Supplied information
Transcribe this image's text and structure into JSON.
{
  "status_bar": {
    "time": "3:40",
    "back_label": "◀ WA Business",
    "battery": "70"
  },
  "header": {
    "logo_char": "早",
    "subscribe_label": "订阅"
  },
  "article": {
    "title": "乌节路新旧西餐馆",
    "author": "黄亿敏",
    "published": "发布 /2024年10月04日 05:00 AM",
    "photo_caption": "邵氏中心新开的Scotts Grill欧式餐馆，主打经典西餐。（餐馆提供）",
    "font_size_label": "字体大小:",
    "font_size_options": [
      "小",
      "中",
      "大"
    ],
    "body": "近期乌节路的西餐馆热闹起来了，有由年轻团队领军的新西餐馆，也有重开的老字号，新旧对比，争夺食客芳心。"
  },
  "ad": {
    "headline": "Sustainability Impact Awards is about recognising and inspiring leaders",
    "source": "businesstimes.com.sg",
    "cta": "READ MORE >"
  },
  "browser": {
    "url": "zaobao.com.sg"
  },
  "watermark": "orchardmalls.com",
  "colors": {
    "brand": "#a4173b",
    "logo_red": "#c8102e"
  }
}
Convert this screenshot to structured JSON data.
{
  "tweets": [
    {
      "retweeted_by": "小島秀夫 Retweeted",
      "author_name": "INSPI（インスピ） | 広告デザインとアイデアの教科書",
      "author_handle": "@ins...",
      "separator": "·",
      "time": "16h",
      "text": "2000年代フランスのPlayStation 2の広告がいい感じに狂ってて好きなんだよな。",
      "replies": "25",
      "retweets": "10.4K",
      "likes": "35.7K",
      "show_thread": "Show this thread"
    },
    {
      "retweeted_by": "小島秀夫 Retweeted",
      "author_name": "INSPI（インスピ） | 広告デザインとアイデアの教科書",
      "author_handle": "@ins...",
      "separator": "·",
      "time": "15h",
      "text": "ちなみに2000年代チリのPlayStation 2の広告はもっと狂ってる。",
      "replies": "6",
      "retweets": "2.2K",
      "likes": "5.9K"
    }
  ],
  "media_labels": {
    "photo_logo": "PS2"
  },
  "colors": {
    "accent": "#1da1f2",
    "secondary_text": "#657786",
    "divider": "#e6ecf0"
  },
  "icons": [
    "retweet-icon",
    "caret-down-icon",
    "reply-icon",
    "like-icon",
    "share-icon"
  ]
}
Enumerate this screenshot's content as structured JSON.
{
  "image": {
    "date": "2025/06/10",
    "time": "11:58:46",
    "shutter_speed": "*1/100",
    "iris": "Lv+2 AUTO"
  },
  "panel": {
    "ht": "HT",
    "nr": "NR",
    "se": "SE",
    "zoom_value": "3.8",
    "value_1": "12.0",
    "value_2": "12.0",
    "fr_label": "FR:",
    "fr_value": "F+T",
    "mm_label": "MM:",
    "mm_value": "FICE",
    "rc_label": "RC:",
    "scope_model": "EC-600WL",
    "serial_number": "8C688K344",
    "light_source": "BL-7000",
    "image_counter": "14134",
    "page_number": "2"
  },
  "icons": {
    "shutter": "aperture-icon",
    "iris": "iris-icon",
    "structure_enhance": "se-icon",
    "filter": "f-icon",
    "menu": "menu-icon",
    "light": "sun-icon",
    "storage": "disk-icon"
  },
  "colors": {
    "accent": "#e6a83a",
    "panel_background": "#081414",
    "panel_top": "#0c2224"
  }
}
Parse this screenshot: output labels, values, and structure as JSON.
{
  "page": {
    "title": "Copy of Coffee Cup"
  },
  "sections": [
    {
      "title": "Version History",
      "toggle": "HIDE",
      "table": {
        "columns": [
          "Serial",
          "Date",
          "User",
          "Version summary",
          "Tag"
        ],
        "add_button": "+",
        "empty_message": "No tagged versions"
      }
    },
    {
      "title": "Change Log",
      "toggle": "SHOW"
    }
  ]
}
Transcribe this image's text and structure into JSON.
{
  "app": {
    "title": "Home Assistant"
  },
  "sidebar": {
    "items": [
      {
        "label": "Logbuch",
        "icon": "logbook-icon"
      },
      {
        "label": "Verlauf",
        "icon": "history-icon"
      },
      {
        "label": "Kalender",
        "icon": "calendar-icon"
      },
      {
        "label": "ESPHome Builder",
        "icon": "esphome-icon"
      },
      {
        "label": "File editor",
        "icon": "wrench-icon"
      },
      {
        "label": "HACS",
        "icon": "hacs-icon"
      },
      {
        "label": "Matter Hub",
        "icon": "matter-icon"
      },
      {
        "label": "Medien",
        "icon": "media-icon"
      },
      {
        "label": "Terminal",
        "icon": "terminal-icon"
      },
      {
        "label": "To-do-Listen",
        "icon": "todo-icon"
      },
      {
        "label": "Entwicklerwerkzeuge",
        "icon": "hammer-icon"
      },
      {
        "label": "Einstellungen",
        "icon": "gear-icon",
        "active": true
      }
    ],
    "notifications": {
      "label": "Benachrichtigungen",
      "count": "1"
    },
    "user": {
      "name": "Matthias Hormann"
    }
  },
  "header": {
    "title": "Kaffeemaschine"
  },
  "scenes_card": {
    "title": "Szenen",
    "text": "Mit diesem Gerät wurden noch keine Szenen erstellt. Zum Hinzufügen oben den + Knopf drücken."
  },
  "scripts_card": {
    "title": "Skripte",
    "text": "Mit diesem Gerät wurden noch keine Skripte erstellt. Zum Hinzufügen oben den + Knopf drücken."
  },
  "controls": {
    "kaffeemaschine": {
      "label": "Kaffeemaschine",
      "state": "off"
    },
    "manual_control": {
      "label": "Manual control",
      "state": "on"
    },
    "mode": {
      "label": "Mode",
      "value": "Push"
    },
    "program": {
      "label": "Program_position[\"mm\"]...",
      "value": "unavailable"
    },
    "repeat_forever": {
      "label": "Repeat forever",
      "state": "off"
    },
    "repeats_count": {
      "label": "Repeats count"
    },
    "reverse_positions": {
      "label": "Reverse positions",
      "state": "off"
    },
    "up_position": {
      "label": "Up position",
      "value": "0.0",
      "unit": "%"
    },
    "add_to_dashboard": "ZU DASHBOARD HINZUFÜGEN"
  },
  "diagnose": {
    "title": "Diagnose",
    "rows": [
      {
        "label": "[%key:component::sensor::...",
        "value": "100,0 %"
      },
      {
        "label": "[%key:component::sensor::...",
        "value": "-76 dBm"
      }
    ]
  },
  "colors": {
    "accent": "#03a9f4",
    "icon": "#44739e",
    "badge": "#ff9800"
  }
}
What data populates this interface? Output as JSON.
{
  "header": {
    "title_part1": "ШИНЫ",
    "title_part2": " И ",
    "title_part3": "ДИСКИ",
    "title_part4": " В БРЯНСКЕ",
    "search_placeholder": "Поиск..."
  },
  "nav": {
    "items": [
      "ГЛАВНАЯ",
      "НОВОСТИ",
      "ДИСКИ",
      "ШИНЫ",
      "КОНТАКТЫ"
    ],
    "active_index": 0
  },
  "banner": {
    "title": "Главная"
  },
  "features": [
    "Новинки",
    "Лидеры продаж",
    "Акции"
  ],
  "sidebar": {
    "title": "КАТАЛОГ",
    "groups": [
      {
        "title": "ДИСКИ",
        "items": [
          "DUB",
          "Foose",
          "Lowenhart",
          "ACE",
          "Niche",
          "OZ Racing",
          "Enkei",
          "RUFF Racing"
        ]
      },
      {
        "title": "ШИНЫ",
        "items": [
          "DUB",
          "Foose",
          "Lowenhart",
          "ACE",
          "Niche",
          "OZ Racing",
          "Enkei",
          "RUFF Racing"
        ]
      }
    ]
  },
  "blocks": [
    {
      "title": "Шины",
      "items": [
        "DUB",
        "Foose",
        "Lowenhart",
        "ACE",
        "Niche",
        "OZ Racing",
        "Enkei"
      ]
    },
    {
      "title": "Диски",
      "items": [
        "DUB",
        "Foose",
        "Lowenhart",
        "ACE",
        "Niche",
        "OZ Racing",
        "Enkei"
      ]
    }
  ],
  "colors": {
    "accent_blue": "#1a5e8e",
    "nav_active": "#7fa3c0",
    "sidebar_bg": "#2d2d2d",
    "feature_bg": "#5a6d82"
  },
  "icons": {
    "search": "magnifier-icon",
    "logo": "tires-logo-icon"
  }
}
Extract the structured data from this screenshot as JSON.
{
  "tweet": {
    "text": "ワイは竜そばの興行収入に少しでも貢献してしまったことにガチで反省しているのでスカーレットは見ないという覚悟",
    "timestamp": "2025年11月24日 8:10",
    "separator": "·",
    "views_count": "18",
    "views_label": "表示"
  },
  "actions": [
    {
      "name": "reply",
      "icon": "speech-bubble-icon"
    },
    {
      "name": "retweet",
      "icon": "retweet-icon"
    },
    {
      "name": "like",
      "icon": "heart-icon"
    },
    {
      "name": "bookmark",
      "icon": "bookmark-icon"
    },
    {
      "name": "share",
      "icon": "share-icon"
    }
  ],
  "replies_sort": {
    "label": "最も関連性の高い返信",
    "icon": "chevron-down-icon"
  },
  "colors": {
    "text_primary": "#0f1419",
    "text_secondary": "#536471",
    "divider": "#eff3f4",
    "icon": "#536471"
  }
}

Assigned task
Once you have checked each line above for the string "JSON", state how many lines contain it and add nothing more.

Response for this exercise
7